> **How to complete this task**
Return the entries verbatim and drop every picture.

> **Supplied data**
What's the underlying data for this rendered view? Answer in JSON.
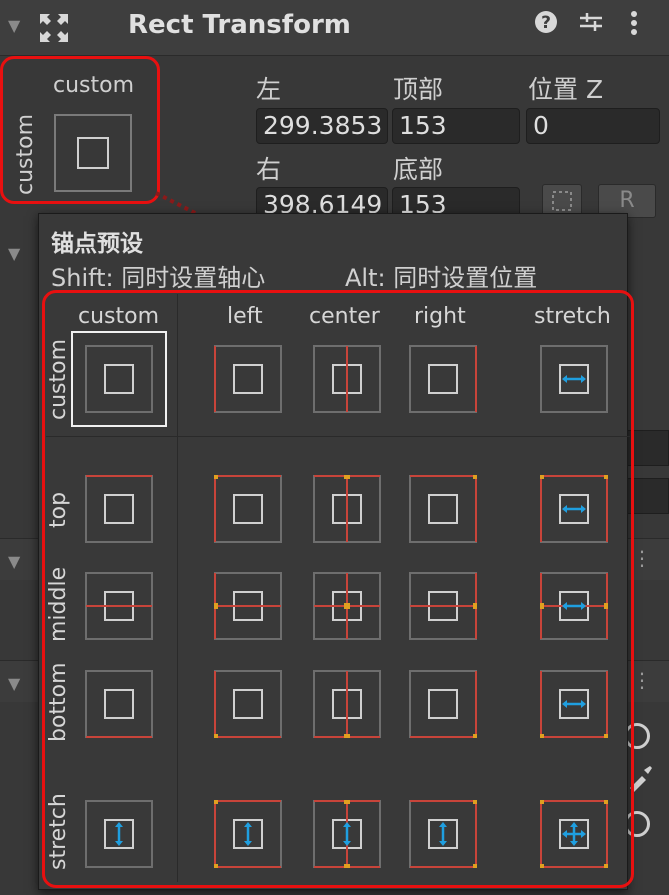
{
  "header": {
    "title": "Rect Transform",
    "foldout_icon": "triangle-down-icon",
    "component_icon": "rect-transform-icon",
    "help_icon": "help-icon",
    "presets_icon": "sliders-icon",
    "menu_icon": "kebab-menu-icon"
  },
  "anchor_button": {
    "horizontal_caption": "custom",
    "vertical_caption": "custom"
  },
  "fields": {
    "left_label": "左",
    "top_label": "顶部",
    "posz_label": "位置 Z",
    "left_value": "299.3853",
    "top_value": "153",
    "posz_value": "0",
    "right_label": "右",
    "bottom_label": "底部",
    "right_value": "398.6149",
    "bottom_value": "153",
    "blueprint_button": "blueprint-icon",
    "raw_button_label": "R"
  },
  "popup": {
    "title": "锚点预设",
    "shift_hint": "Shift:  同时设置轴心",
    "alt_hint": "Alt:  同时设置位置",
    "column_headers": [
      "custom",
      "left",
      "center",
      "right",
      "stretch"
    ],
    "row_headers": [
      "custom",
      "top",
      "middle",
      "bottom",
      "stretch"
    ],
    "selected_preset": "custom"
  },
  "colors": {
    "highlight_red": "#e81010",
    "anchor_line": "#c8443a",
    "anchor_dot": "#e0a020",
    "stretch_arrow": "#1f9fe0",
    "panel_bg": "#383838"
  }
}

> **Task solution**
What's the underlying data for this rendered view? Answer in JSON.
{
  "header": {
    "title": "Rect Transform",
    "foldout_icon": "triangle-down-icon",
    "component_icon": "rect-transform-icon",
    "help_icon": "help-icon",
    "presets_icon": "sliders-icon",
    "menu_icon": "kebab-menu-icon"
  },
  "anchor_button": {
    "horizontal_caption": "custom",
    "vertical_caption": "custom"
  },
  "fields": {
    "left_label": "左",
    "top_label": "顶部",
    "posz_label": "位置 Z",
    "left_value": "299.3853",
    "top_value": "153",
    "posz_value": "0",
    "right_label": "右",
    "bottom_label": "底部",
    "right_value": "398.6149",
    "bottom_value": "153",
    "blueprint_button": "blueprint-icon",
    "raw_button_label": "R"
  },
  "popup": {
    "title": "锚点预设",
    "shift_hint": "Shift:  同时设置轴心",
    "alt_hint": "Alt:  同时设置位置",
    "column_headers": [
      "custom",
      "left",
      "center",
      "right",
      "stretch"
    ],
    "row_headers": [
      "custom",
      "top",
      "middle",
      "bottom",
      "stretch"
    ],
    "selected_preset": "custom"
  },
  "colors": {
    "highlight_red": "#e81010",
    "anchor_line": "#c8443a",
    "anchor_dot": "#e0a020",
    "stretch_arrow": "#1f9fe0",
    "panel_bg": "#383838"
  }
}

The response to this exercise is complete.